Exploiting transaction-level customer records from a large retail bank in Denmark combined with administrative information from government registers, we study informal insurance within families and in other social networks.
We find that parents provide economically significant insurance at the bottom of the child income distribution: as children move from the median to the bottom decile, monthly money transfers from parents increase by around $100 and the prevalence of cohabitation with parents increases by almost four percentage points.
We document that parent insurance covers other adverse events than income losses: family ruptures (i.e. divorce), expenditure shocks (i.e. dentist bills and auto repairs) and financial distress (i.e. overdraft notice from the bank). Parents appear to be the key providers of informal insurance: there is a small amount of insurance provided by siblings and virtually none by others in the social network (i.e. grandparents, school friends, work colleagues and flat mates).
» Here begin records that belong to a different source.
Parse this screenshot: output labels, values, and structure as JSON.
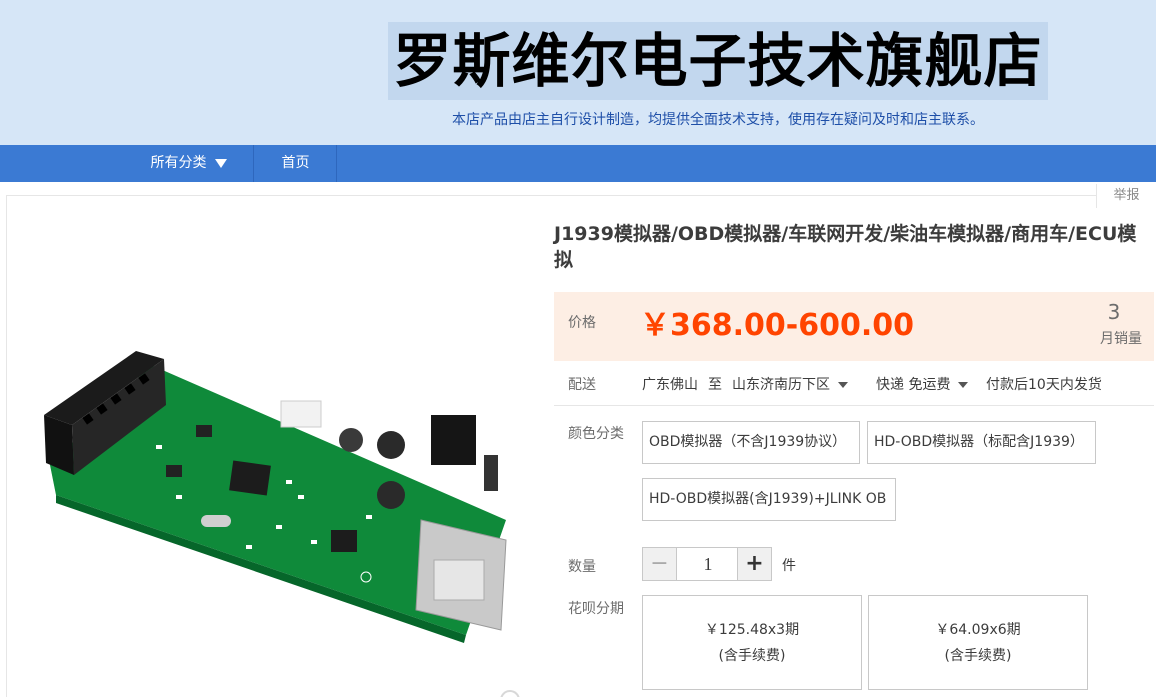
{
  "shop": {
    "name": "罗斯维尔电子技术旗舰店",
    "slogan": "本店产品由店主自行设计制造，均提供全面技术支持，使用存在疑问及时和店主联系。"
  },
  "nav": {
    "all_categories": "所有分类",
    "home": "首页"
  },
  "report": "举报",
  "product": {
    "title": "J1939模拟器/OBD模拟器/车联网开发/柴油车模拟器/商用车/ECU模拟",
    "price_label": "价格",
    "price": "￥368.00-600.00",
    "monthly_sales": "3",
    "monthly_sales_label": "月销量",
    "price_color": "#ff4400"
  },
  "shipping": {
    "label": "配送",
    "from": "广东佛山",
    "to_word": "至",
    "destination": "山东济南历下区",
    "method": "快递 免运费",
    "dispatch": "付款后10天内发货"
  },
  "sku": {
    "label": "颜色分类",
    "options": [
      "OBD模拟器（不含J1939协议）",
      "HD-OBD模拟器（标配含J1939）",
      "HD-OBD模拟器(含J1939)+JLINK OB"
    ]
  },
  "quantity": {
    "label": "数量",
    "value": "1",
    "minus": "−",
    "plus": "+",
    "unit": "件"
  },
  "installment": {
    "label": "花呗分期",
    "options": [
      {
        "amount": "￥125.48x3期",
        "fee": "(含手续费)"
      },
      {
        "amount": "￥64.09x6期",
        "fee": "(含手续费)"
      }
    ]
  },
  "icons": {
    "dropdown": "caret-down-icon",
    "product_image": "pcb-board-image"
  },
  "colors": {
    "banner": "#d6e6f7",
    "nav": "#3b7ad3",
    "price_box": "#fdeee4"
  }
}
Accounting for insurance in cash (i.e. money transfers) and in kind (i.e. cohabitation), we find that parents replace around five cents of the marginal dollar lost by children within the bottom income decile. The replacement rate increases steeply in parent life-time income.